▶ [Instructions for the task]: The listing should be returned in its entirety, exactly as given.
========================
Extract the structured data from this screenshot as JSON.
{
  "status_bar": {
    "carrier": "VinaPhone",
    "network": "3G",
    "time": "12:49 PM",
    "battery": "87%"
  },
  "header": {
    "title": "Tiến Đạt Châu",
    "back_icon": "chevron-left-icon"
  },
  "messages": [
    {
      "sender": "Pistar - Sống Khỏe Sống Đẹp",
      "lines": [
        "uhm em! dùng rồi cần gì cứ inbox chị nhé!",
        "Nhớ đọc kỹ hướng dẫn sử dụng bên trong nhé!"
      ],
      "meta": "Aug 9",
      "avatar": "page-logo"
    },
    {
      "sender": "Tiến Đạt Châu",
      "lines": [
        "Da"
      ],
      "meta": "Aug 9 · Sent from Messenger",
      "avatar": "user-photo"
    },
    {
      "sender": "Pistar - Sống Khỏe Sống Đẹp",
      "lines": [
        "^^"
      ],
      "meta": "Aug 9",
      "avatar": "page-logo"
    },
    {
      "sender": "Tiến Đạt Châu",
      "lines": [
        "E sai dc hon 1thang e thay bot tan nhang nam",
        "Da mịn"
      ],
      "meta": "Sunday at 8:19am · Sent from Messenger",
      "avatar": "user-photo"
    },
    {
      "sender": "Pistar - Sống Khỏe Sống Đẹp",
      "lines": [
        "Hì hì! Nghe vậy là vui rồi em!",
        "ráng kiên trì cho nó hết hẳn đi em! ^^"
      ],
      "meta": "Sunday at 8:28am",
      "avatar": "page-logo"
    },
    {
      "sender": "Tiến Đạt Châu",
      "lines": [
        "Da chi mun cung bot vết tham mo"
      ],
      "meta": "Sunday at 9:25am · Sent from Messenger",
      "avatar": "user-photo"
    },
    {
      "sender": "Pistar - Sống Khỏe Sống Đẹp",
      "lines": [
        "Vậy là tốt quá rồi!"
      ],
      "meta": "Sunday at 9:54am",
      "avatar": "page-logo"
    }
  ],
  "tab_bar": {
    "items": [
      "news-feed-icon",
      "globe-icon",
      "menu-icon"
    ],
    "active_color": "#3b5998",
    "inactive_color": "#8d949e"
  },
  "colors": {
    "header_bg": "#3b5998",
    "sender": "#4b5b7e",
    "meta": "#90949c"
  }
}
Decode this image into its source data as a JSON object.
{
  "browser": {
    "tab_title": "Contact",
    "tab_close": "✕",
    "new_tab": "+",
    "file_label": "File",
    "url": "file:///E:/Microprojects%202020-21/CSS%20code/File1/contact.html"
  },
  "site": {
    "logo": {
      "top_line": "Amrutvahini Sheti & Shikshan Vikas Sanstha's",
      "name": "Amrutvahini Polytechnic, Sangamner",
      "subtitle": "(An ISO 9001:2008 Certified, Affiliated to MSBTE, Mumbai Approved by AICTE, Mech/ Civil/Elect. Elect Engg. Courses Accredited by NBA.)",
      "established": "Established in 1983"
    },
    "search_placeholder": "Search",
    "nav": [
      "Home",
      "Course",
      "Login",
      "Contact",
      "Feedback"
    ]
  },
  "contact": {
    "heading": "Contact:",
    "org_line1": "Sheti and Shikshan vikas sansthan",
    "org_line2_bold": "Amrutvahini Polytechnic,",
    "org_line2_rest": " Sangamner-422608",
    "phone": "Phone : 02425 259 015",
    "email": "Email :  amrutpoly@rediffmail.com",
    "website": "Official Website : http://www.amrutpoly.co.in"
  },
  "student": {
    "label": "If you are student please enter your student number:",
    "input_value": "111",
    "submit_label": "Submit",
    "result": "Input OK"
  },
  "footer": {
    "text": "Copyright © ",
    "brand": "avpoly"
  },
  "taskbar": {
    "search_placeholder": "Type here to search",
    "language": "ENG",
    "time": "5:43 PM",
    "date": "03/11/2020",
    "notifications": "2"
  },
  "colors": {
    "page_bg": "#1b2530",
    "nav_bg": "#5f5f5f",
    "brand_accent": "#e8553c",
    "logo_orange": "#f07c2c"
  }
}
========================
▶ [Solution to this problem]:
Extract the structured data from this screenshot as JSON.
{
  "status_bar": {
    "carrier": "VinaPhone",
    "network": "3G",
    "time": "12:49 PM",
    "battery": "87%"
  },
  "header": {
    "title": "Tiến Đạt Châu",
    "back_icon": "chevron-left-icon"
  },
  "messages": [
    {
      "sender": "Pistar - Sống Khỏe Sống Đẹp",
      "lines": [
        "uhm em! dùng rồi cần gì cứ inbox chị nhé!",
        "Nhớ đọc kỹ hướng dẫn sử dụng bên trong nhé!"
      ],
      "meta": "Aug 9",
      "avatar": "page-logo"
    },
    {
      "sender": "Tiến Đạt Châu",
      "lines": [
        "Da"
      ],
      "meta": "Aug 9 · Sent from Messenger",
      "avatar": "user-photo"
    },
    {
      "sender": "Pistar - Sống Khỏe Sống Đẹp",
      "lines": [
        "^^"
      ],
      "meta": "Aug 9",
      "avatar": "page-logo"
    },
    {
      "sender": "Tiến Đạt Châu",
      "lines": [
        "E sai dc hon 1thang e thay bot tan nhang nam",
        "Da mịn"
      ],
      "meta": "Sunday at 8:19am · Sent from Messenger",
      "avatar": "user-photo"
    },
    {
      "sender": "Pistar - Sống Khỏe Sống Đẹp",
      "lines": [
        "Hì hì! Nghe vậy là vui rồi em!",
        "ráng kiên trì cho nó hết hẳn đi em! ^^"
      ],
      "meta": "Sunday at 8:28am",
      "avatar": "page-logo"
    },
    {
      "sender": "Tiến Đạt Châu",
      "lines": [
        "Da chi mun cung bot vết tham mo"
      ],
      "meta": "Sunday at 9:25am · Sent from Messenger",
      "avatar": "user-photo"
    },
    {
      "sender": "Pistar - Sống Khỏe Sống Đẹp",
      "lines": [
        "Vậy là tốt quá rồi!"
      ],
      "meta": "Sunday at 9:54am",
      "avatar": "page-logo"
    }
  ],
  "tab_bar": {
    "items": [
      "news-feed-icon",
      "globe-icon",
      "menu-icon"
    ],
    "active_color": "#3b5998",
    "inactive_color": "#8d949e"
  },
  "colors": {
    "header_bg": "#3b5998",
    "sender": "#4b5b7e",
    "meta": "#90949c"
  }
}
Decode this image into its source data as a JSON object.
{
  "browser": {
    "tab_title": "Contact",
    "tab_close": "✕",
    "new_tab": "+",
    "file_label": "File",
    "url": "file:///E:/Microprojects%202020-21/CSS%20code/File1/contact.html"
  },
  "site": {
    "logo": {
      "top_line": "Amrutvahini Sheti & Shikshan Vikas Sanstha's",
      "name": "Amrutvahini Polytechnic, Sangamner",
      "subtitle": "(An ISO 9001:2008 Certified, Affiliated to MSBTE, Mumbai Approved by AICTE, Mech/ Civil/Elect. Elect Engg. Courses Accredited by NBA.)",
      "established": "Established in 1983"
    },
    "search_placeholder": "Search",
    "nav": [
      "Home",
      "Course",
      "Login",
      "Contact",
      "Feedback"
    ]
  },
  "contact": {
    "heading": "Contact:",
    "org_line1": "Sheti and Shikshan vikas sansthan",
    "org_line2_bold": "Amrutvahini Polytechnic,",
    "org_line2_rest": " Sangamner-422608",
    "phone": "Phone : 02425 259 015",
    "email": "Email :  amrutpoly@rediffmail.com",
    "website": "Official Website : http://www.amrutpoly.co.in"
  },
  "student": {
    "label": "If you are student please enter your student number:",
    "input_value": "111",
    "submit_label": "Submit",
    "result": "Input OK"
  },
  "footer": {
    "text": "Copyright © ",
    "brand": "avpoly"
  },
  "taskbar": {
    "search_placeholder": "Type here to search",
    "language": "ENG",
    "time": "5:43 PM",
    "date": "03/11/2020",
    "notifications": "2"
  },
  "colors": {
    "page_bg": "#1b2530",
    "nav_bg": "#5f5f5f",
    "brand_accent": "#e8553c",
    "logo_orange": "#f07c2c"
  }
}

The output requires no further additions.